• _Your task_:
Copy all the lines of the data that include the word "true".

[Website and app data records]
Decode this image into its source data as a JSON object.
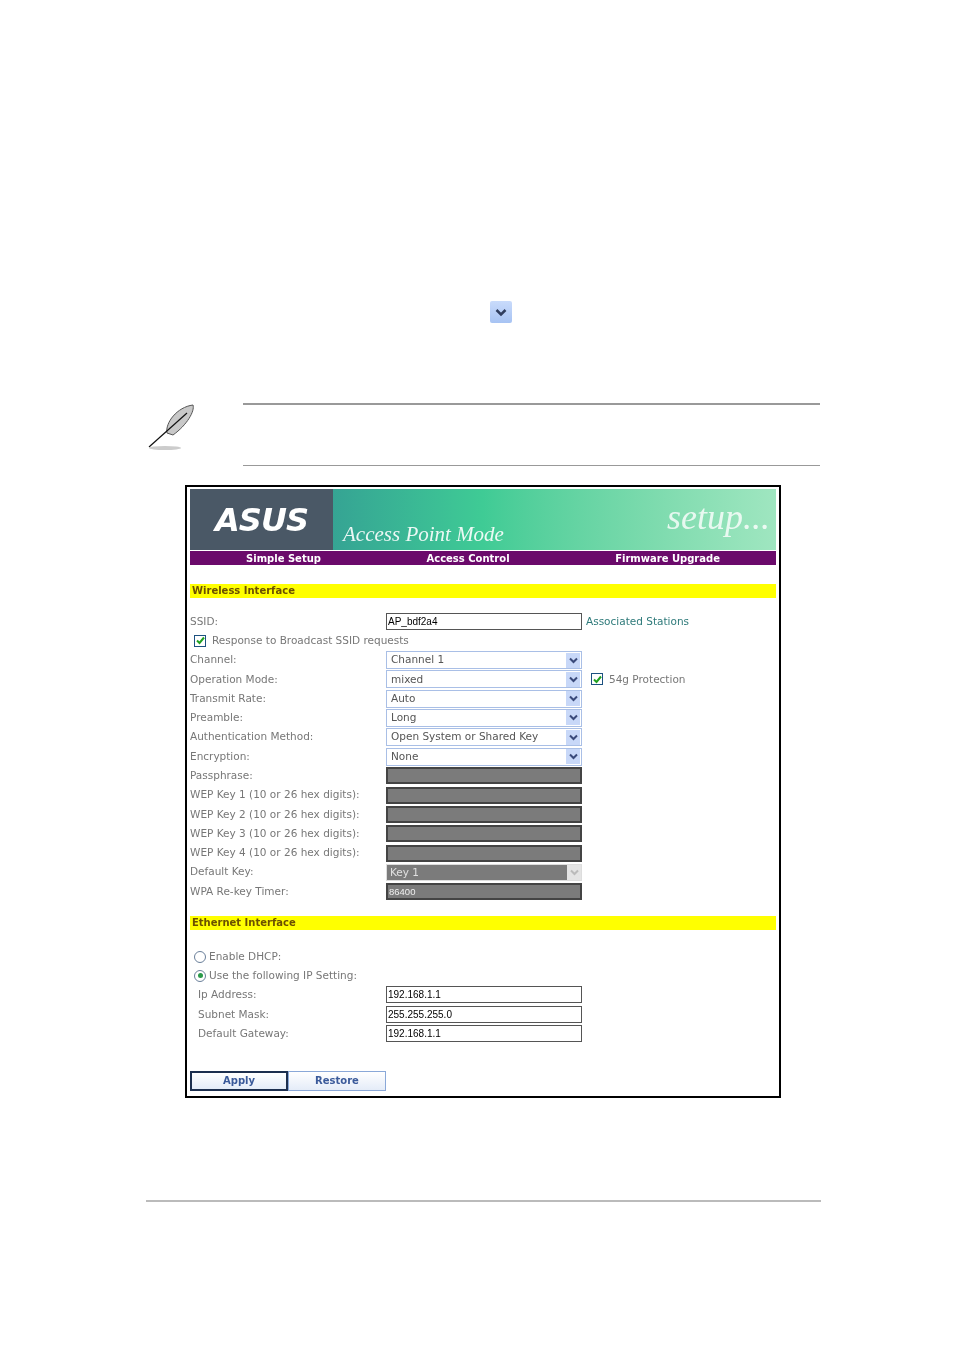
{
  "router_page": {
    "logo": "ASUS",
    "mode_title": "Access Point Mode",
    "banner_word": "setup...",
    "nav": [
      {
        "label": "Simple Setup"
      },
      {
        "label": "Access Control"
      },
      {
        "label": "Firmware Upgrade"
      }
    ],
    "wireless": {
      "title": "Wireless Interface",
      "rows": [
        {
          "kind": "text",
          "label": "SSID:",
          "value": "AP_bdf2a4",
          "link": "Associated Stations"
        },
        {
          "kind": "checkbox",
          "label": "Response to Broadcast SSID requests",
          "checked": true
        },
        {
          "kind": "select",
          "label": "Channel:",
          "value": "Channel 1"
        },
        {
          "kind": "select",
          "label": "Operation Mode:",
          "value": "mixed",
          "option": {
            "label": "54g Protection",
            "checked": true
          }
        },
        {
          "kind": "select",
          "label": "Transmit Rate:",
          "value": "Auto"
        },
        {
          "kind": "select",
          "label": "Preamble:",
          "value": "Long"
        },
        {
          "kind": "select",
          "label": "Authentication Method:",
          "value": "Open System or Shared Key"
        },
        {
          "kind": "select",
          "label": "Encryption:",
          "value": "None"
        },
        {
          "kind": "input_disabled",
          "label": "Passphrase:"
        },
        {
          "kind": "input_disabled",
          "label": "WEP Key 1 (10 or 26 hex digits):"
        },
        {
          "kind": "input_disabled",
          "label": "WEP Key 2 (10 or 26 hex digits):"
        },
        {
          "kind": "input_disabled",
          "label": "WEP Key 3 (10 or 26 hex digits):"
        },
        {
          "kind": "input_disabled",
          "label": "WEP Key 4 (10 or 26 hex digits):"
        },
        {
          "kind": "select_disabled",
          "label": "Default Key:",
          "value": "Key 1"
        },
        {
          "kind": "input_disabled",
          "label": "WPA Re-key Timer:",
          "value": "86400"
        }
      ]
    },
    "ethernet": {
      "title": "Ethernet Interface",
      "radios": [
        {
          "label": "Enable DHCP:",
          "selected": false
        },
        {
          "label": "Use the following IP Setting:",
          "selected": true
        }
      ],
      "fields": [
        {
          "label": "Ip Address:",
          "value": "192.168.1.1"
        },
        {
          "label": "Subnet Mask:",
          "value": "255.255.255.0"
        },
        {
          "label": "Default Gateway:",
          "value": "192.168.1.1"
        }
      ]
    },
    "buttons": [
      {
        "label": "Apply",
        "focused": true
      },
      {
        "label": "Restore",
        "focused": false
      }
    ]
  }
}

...

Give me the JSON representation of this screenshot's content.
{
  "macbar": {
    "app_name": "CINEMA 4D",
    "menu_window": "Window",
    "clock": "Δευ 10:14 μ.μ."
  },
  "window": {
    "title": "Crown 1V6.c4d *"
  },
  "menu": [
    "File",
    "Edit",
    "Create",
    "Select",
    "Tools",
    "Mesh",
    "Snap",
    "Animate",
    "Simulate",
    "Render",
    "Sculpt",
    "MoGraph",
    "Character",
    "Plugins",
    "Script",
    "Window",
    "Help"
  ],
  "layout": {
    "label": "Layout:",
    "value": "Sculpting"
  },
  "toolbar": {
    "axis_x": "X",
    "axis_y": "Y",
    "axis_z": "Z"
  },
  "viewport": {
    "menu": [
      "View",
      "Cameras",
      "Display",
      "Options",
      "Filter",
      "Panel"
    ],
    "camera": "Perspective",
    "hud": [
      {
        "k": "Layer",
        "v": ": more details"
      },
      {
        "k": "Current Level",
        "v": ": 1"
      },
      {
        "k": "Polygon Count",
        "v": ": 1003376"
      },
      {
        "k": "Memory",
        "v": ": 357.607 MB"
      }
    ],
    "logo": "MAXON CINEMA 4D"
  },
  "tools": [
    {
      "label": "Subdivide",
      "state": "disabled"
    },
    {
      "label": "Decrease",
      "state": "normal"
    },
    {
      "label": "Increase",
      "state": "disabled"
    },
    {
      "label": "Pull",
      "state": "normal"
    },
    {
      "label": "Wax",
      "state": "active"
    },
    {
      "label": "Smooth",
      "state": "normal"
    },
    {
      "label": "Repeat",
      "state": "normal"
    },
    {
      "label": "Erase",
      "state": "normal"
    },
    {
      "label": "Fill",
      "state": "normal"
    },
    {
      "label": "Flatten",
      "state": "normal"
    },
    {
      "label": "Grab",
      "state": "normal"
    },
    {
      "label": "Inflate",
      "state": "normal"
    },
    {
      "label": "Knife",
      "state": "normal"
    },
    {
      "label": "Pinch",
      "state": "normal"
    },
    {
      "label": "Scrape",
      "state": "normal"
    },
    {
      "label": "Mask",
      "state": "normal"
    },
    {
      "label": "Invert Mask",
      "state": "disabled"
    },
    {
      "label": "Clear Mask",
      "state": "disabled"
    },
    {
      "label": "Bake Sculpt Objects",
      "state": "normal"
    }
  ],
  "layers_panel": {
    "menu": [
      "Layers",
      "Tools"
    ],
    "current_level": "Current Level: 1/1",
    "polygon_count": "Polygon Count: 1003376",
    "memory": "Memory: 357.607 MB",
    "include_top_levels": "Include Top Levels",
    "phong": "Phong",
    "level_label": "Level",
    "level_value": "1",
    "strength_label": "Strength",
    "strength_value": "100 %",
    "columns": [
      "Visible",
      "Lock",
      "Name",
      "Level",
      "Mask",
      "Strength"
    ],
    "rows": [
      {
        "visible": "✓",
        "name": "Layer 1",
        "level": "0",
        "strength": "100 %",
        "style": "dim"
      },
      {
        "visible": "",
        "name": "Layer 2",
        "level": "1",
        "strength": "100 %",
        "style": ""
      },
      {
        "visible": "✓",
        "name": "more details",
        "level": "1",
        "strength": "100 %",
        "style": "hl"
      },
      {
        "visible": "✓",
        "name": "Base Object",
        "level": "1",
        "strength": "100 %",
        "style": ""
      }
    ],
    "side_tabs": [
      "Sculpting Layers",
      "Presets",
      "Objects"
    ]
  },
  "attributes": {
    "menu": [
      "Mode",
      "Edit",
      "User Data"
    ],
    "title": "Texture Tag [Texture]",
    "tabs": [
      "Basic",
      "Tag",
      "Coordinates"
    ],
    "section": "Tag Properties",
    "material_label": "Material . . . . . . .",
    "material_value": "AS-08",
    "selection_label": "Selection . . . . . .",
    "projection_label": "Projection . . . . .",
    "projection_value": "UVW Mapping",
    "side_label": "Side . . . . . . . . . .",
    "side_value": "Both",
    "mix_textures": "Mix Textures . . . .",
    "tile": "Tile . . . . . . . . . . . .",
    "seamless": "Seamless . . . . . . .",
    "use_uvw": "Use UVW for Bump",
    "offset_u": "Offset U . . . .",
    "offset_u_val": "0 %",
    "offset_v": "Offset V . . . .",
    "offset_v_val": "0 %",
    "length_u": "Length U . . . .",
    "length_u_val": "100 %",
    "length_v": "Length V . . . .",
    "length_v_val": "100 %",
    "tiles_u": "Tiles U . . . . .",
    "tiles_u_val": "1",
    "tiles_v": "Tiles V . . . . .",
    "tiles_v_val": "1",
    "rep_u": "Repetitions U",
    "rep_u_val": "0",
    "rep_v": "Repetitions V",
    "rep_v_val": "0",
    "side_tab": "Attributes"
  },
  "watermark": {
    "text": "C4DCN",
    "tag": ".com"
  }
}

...

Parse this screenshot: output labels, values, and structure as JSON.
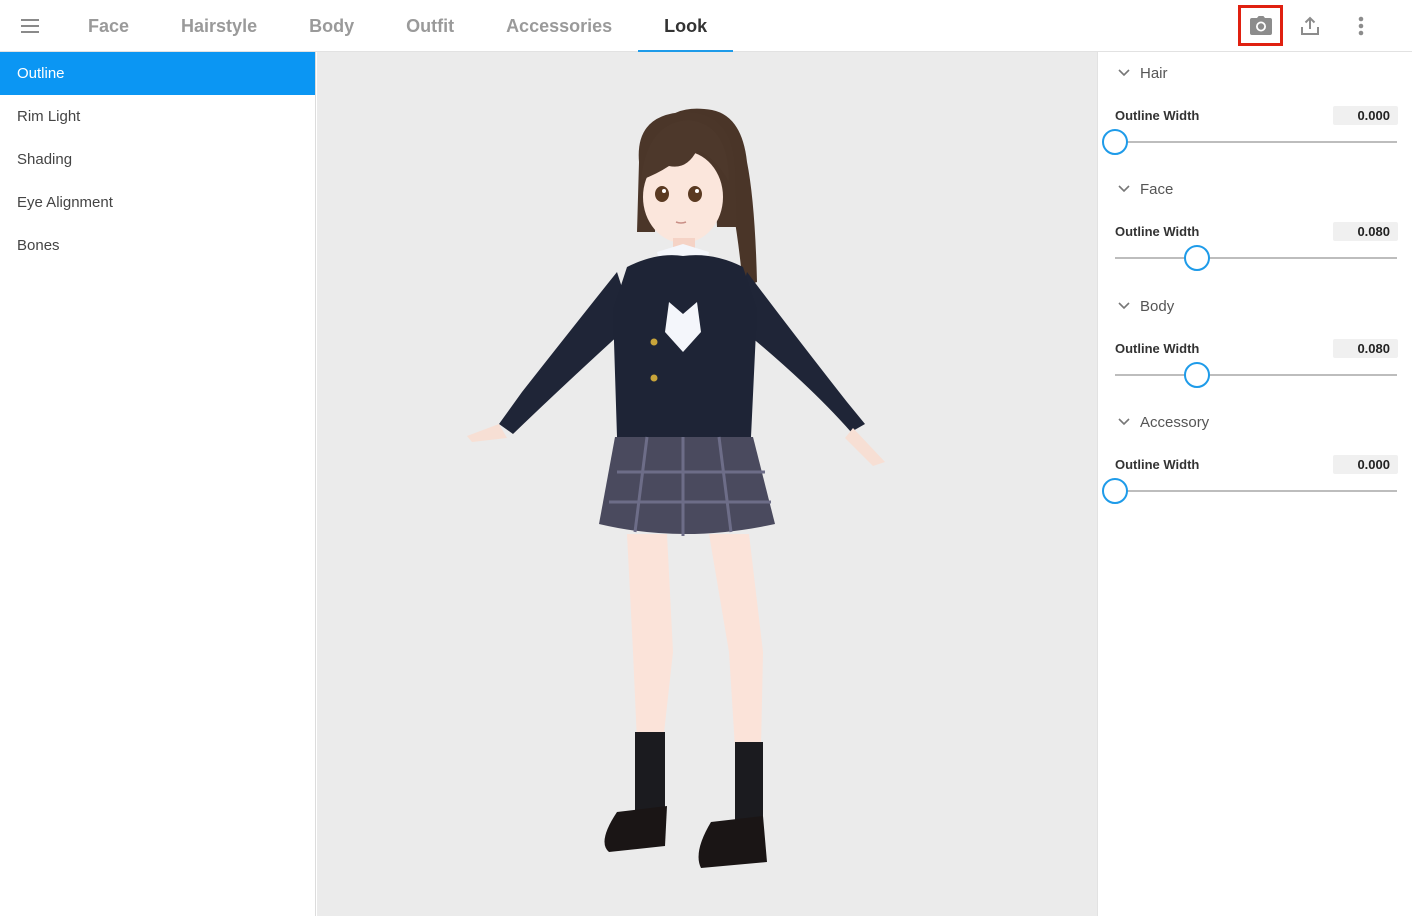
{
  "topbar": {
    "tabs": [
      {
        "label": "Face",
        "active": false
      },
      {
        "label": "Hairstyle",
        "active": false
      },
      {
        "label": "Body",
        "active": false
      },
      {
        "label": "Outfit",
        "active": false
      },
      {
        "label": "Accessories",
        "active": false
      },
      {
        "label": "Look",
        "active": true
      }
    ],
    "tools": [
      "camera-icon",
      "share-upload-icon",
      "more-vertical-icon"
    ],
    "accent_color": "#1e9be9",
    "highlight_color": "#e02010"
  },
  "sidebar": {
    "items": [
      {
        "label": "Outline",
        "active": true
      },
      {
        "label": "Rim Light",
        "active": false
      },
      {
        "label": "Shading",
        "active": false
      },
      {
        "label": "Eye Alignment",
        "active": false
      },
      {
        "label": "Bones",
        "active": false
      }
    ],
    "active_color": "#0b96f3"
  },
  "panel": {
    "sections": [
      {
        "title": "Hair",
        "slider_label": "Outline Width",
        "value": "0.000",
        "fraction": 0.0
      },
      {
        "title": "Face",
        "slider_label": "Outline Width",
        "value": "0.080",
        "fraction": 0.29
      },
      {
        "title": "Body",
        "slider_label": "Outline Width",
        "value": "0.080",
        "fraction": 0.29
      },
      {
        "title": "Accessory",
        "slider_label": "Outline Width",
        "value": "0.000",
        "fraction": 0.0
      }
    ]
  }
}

• _Written answer_:
          "checked": true
            "checked": true
          "selected": true
        "focused": true
        "active": true
        "active": true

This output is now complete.